▶ Exercise directions
Give every entry again, word for word.

▶ Information
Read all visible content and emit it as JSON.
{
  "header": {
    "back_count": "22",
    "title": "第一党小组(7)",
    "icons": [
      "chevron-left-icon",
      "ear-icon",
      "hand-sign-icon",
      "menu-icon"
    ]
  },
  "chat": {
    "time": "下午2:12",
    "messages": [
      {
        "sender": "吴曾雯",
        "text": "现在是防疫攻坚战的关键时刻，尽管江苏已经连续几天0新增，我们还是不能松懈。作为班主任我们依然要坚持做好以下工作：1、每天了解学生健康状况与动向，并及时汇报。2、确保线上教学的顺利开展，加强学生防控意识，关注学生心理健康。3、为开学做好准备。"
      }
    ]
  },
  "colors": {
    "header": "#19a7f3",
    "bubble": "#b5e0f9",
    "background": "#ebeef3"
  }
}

▶ Expected output
Read all visible content and emit it as JSON.
{
  "header": {
    "back_count": "22",
    "title": "第一党小组(7)",
    "icons": [
      "chevron-left-icon",
      "ear-icon",
      "hand-sign-icon",
      "menu-icon"
    ]
  },
  "chat": {
    "time": "下午2:12",
    "messages": [
      {
        "sender": "吴曾雯",
        "text": "现在是防疫攻坚战的关键时刻，尽管江苏已经连续几天0新增，我们还是不能松懈。作为班主任我们依然要坚持做好以下工作：1、每天了解学生健康状况与动向，并及时汇报。2、确保线上教学的顺利开展，加强学生防控意识，关注学生心理健康。3、为开学做好准备。"
      }
    ]
  },
  "colors": {
    "header": "#19a7f3",
    "bubble": "#b5e0f9",
    "background": "#ebeef3"
  }
}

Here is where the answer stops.